Over the next 12 months, the oil and gas industry expects more new jobs to be created than lost for the first time since 2014.
Since the price of oil stabilised in July this year, almost 90% of employers in the sector expect staffing levels to either increase or remain the same in 2018, according to research by recruiter NES Global Talent and oilandgasjobsearch.com
The survey shows that in total almost 60% of employers expect to recruit significantly over the next 12 months. Of those, almost a quarter (23%) of employers expect to increase their workforce by 5%; almost a fifth, (19%) expect to increase staffing by between 5% and 10%; and more than a sixth (17%) by more than 10%.
Almost a third (30%) of employers expect staffing levels to remain the same and just 11% of employers expect to cut jobs.
In total more than 3,000 employers and almost 7,000 workers were surveyed as part of the Oil and Gas Outlook 2017 report.
Tig Gilliam, CEO of NES Global Talent, said: “Globally we are now increasingly confident that the market supports increased investment in the energy sector. Energy companies with the support of their partners have right-sized their organisations for the current levels of activity. With a stabilised price environment and lower cost profile more and more assets offer attractive returns on investment and operations. This increasing activity is leading the higher performing companies to refocus on recruiting quality people to lead and deliver value.”
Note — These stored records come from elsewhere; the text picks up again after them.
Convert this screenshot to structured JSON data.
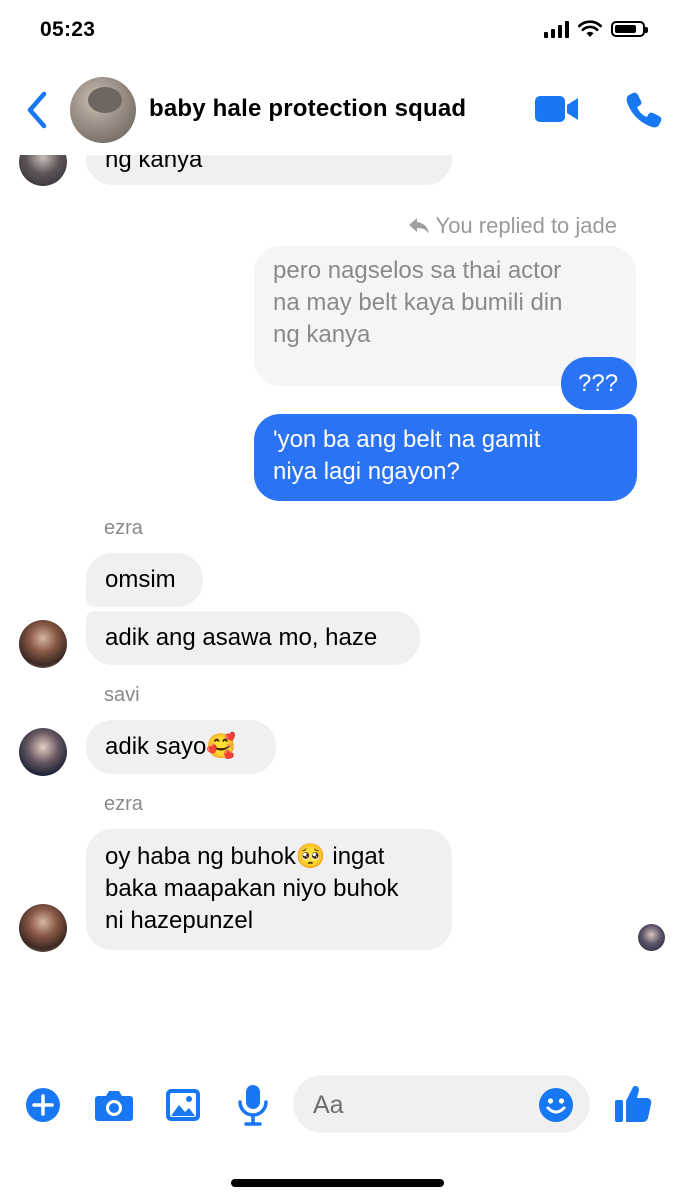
{
  "status_bar": {
    "time": "05:23"
  },
  "header": {
    "title": "baby hale protection squad"
  },
  "messages": {
    "top_partial": "ng kanya",
    "replied_label": "You replied to jade",
    "quoted_lines": [
      "pero nagselos sa thai actor",
      "na may belt kaya bumili din",
      "ng kanya"
    ],
    "out_1": "???",
    "out_2_lines": [
      "'yon ba ang belt na gamit",
      "niya lagi ngayon?"
    ],
    "sender_1": "ezra",
    "in_1": "omsim",
    "in_2": "adik ang asawa mo, haze",
    "sender_2": "savi",
    "in_3": "adik sayo🥰",
    "sender_3": "ezra",
    "in_4_lines": [
      "oy haba ng buhok🥺 ingat",
      "baka maapakan niyo buhok",
      "ni hazepunzel"
    ]
  },
  "composer": {
    "placeholder": "Aa"
  },
  "colors": {
    "accent": "#2b73f5",
    "incoming_bubble": "#f0f0f0",
    "icon_blue": "#1877f2"
  },
  "icons": [
    "back-arrow-icon",
    "video-camera-icon",
    "phone-icon",
    "plus-icon",
    "camera-icon",
    "image-icon",
    "microphone-icon",
    "emoji-icon",
    "thumbs-up-icon",
    "reply-arrow-icon"
  ]
}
“While this activity is being led by a sharp increase in investment in U.S. shale, there has also been an uptick in capital projects being approved which will positively impact the industry across all regions. With our own staff operating in over 60 countries, the increasingly positive tone of our clients and contractors is a welcome signal of the turnaround in the market and the participants in this survey echo that sentiment.”
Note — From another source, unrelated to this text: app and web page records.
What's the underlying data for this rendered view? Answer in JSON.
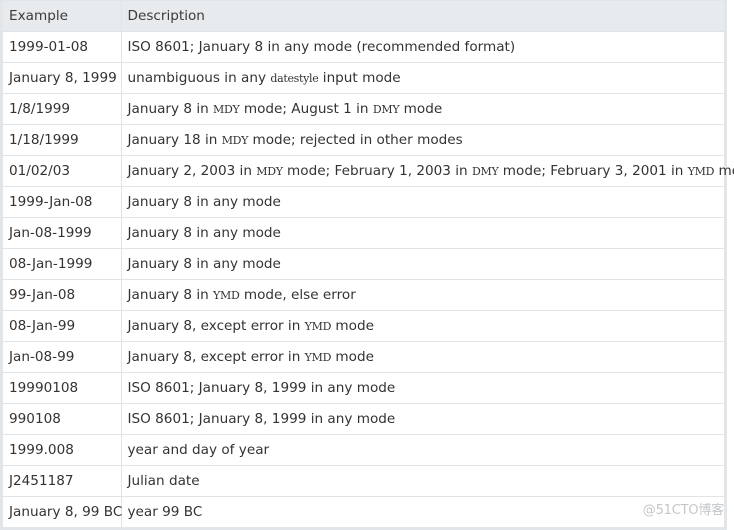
{
  "table": {
    "headers": [
      "Example",
      "Description"
    ],
    "rows": [
      {
        "example": "1999-01-08",
        "description": [
          {
            "t": "ISO 8601; January 8 in any mode (recommended format)"
          }
        ]
      },
      {
        "example": "January 8, 1999",
        "description": [
          {
            "t": "unambiguous in any "
          },
          {
            "code": "datestyle"
          },
          {
            "t": " input mode"
          }
        ]
      },
      {
        "example": "1/8/1999",
        "description": [
          {
            "t": "January 8 in "
          },
          {
            "code": "MDY"
          },
          {
            "t": " mode; August 1 in "
          },
          {
            "code": "DMY"
          },
          {
            "t": " mode"
          }
        ]
      },
      {
        "example": "1/18/1999",
        "description": [
          {
            "t": "January 18 in "
          },
          {
            "code": "MDY"
          },
          {
            "t": " mode; rejected in other modes"
          }
        ]
      },
      {
        "example": "01/02/03",
        "description": [
          {
            "t": "January 2, 2003 in "
          },
          {
            "code": "MDY"
          },
          {
            "t": " mode; February 1, 2003 in "
          },
          {
            "code": "DMY"
          },
          {
            "t": " mode; February 3, 2001 in "
          },
          {
            "code": "YMD"
          },
          {
            "t": " mode"
          }
        ]
      },
      {
        "example": "1999-Jan-08",
        "description": [
          {
            "t": "January 8 in any mode"
          }
        ]
      },
      {
        "example": "Jan-08-1999",
        "description": [
          {
            "t": "January 8 in any mode"
          }
        ]
      },
      {
        "example": "08-Jan-1999",
        "description": [
          {
            "t": "January 8 in any mode"
          }
        ]
      },
      {
        "example": "99-Jan-08",
        "description": [
          {
            "t": "January 8 in "
          },
          {
            "code": "YMD"
          },
          {
            "t": " mode, else error"
          }
        ]
      },
      {
        "example": "08-Jan-99",
        "description": [
          {
            "t": "January 8, except error in "
          },
          {
            "code": "YMD"
          },
          {
            "t": " mode"
          }
        ]
      },
      {
        "example": "Jan-08-99",
        "description": [
          {
            "t": "January 8, except error in "
          },
          {
            "code": "YMD"
          },
          {
            "t": " mode"
          }
        ]
      },
      {
        "example": "19990108",
        "description": [
          {
            "t": "ISO 8601; January 8, 1999 in any mode"
          }
        ]
      },
      {
        "example": "990108",
        "description": [
          {
            "t": "ISO 8601; January 8, 1999 in any mode"
          }
        ]
      },
      {
        "example": "1999.008",
        "description": [
          {
            "t": "year and day of year"
          }
        ]
      },
      {
        "example": "J2451187",
        "description": [
          {
            "t": "Julian date"
          }
        ]
      },
      {
        "example": "January 8, 99 BC",
        "description": [
          {
            "t": "year 99 BC"
          }
        ]
      }
    ]
  },
  "watermark": "@51CTO博客",
  "colors": {
    "header_bg": "#e8ebee",
    "border": "#e1e4e7",
    "text": "#333333",
    "watermark": "#c4c7ca"
  }
}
Alex Fourlis, managing director of Oilandgasjobsearch.com, said: “There is a sense of positivity throughout the guide the likes of which we haven’t seen since 2013 and can be read as an indication of a potential stabilisation of the oil market. This is key to kick-start projects that haven’t been viable for a while and will have a positive effect on job volume and salaries across the industry. Comparing the number of jobs posted throughout the industry YTD to the end of July vs the same period in 2016, there has been a 2% increase year on year with jobs from corporates up by 8%.”